Children need to increase their bone strength as much as possible because, by the age of 25–30, the strength of the bone will inevitably decrease. If a child does not build good bone strength throughout childhood, they are more susceptible to conditions such as osteoporosis and fractures later in life.

One study found that weight training three days a week plus impact training, such as jumping two days a week, significantly increased bone strength in adolescents within five to six months.

Previously, it was thought that weight training could lead to stunted growth. However, this is a partial misconception. Although injury to the growth plate (i.e., the area of the bone responsible for growth) can stunt growth, it is not exclusive to lifting weights. Injury can occur when the weights are too heavy or if the child is using poor form, but it can also occur during sports or any recreational activity.

All things carry risks, but if performed correctly, there should be no cause for concern.

Activity and children in Jordan
Physical activity for children is a growing concern in Jordan. A local 2012 study conducted on Jordanian adolescents between the ages of 12–17 showed that physical activity is quite low. It was found that only 53.7 percent of boys and 27.5 percent of girls do moderate-intensity cardio activities three or more times a week.

It also found that 51.1 percent of boys and 22.1 percent of girls do strengthening activities three or more times a week. Not only is there a significant discrepancy between boys and girls, but generally, the total Jordanian adolescent population is woefully under the recommended amount of physical activity.

The recent pandemic has further worsened activity behaviors. A recent 2022 study on the physical activity behaviors of adolescents older than 14 in Jordan found that before the pandemic, 35.7 percent of Jordanian adolescents exercised four to six hours per week, and only 13 percent exercised less than one hour per week.

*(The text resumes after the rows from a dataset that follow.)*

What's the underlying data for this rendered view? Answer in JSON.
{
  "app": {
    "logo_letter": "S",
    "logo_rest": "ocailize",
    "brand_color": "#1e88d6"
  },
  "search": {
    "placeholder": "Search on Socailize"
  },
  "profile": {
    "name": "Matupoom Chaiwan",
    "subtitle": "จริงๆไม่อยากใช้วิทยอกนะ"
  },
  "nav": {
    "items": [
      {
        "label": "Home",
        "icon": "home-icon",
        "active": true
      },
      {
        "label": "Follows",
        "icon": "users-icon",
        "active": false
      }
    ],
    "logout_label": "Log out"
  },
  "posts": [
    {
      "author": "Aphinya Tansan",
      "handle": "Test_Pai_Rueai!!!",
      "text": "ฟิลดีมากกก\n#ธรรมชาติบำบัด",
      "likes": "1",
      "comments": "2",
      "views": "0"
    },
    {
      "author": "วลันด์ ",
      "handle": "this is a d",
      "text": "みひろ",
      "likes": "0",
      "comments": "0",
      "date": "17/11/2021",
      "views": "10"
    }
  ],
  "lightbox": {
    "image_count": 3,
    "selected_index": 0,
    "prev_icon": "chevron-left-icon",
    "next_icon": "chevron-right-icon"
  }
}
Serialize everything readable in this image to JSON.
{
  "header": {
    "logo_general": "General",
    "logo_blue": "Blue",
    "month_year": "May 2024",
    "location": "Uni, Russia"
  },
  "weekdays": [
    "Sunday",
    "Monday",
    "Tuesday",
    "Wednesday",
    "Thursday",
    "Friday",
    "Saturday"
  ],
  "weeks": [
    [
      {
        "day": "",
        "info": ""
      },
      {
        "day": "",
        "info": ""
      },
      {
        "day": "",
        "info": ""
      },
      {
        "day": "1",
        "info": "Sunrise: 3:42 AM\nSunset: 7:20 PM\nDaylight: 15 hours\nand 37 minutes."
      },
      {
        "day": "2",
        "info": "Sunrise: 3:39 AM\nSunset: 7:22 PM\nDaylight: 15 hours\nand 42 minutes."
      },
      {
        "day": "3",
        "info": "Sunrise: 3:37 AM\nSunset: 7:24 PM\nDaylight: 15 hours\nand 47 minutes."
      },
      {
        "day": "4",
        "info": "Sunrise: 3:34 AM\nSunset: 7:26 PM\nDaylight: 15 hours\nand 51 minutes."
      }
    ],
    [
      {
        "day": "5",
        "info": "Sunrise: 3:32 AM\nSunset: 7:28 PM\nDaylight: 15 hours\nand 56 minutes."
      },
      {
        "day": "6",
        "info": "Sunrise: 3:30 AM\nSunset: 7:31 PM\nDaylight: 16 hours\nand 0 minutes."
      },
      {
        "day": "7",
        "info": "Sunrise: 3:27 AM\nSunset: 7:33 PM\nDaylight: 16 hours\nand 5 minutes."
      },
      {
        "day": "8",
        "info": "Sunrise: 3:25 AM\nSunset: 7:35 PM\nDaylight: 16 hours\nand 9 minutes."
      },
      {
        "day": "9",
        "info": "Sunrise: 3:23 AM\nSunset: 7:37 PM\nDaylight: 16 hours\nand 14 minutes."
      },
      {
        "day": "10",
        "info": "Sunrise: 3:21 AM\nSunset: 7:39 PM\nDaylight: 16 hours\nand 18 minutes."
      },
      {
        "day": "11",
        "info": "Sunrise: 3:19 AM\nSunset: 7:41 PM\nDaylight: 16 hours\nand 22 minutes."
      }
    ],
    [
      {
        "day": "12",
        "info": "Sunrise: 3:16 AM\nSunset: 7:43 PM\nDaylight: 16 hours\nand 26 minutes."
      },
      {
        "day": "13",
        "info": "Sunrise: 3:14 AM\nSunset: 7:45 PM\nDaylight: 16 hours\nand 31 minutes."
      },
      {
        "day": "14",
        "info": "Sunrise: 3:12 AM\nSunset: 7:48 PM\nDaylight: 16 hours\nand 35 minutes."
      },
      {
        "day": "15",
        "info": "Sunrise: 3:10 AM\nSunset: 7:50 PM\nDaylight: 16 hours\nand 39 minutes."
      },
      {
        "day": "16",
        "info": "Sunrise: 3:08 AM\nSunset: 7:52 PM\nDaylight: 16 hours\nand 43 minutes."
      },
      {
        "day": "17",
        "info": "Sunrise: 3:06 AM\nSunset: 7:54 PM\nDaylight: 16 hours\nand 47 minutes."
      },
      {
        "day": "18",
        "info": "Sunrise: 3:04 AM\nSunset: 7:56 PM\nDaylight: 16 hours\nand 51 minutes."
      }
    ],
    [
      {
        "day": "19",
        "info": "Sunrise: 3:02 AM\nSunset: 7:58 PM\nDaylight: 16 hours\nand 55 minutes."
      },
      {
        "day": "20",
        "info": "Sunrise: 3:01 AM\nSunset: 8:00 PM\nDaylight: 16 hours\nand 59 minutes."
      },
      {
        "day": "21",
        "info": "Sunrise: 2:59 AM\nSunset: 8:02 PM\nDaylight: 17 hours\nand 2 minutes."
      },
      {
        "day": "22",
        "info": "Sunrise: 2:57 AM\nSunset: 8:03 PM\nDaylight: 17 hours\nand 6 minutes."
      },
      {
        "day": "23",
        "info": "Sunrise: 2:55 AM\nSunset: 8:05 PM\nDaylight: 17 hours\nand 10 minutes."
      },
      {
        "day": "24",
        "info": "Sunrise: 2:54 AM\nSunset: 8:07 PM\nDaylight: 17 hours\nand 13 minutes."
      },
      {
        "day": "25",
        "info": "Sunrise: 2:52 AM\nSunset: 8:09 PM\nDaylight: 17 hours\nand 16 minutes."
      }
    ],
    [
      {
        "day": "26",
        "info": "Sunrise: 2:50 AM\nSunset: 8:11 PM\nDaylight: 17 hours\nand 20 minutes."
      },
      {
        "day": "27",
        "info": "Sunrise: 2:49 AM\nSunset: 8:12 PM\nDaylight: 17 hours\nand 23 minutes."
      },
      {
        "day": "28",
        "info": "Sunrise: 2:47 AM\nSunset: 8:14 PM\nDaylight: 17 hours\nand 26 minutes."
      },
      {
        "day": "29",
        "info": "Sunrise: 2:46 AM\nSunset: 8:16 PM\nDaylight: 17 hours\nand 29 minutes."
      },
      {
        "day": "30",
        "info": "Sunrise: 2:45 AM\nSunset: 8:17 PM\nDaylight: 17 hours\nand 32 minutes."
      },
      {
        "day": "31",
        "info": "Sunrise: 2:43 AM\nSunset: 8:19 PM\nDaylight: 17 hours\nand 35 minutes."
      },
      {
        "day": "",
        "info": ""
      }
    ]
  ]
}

However, during the pandemic, those exercising four to six hours per week plummeted to 7.8 percent, and the amount exercising less than one hour per week rose to 51.3 percent.

Read more Health
Jordan News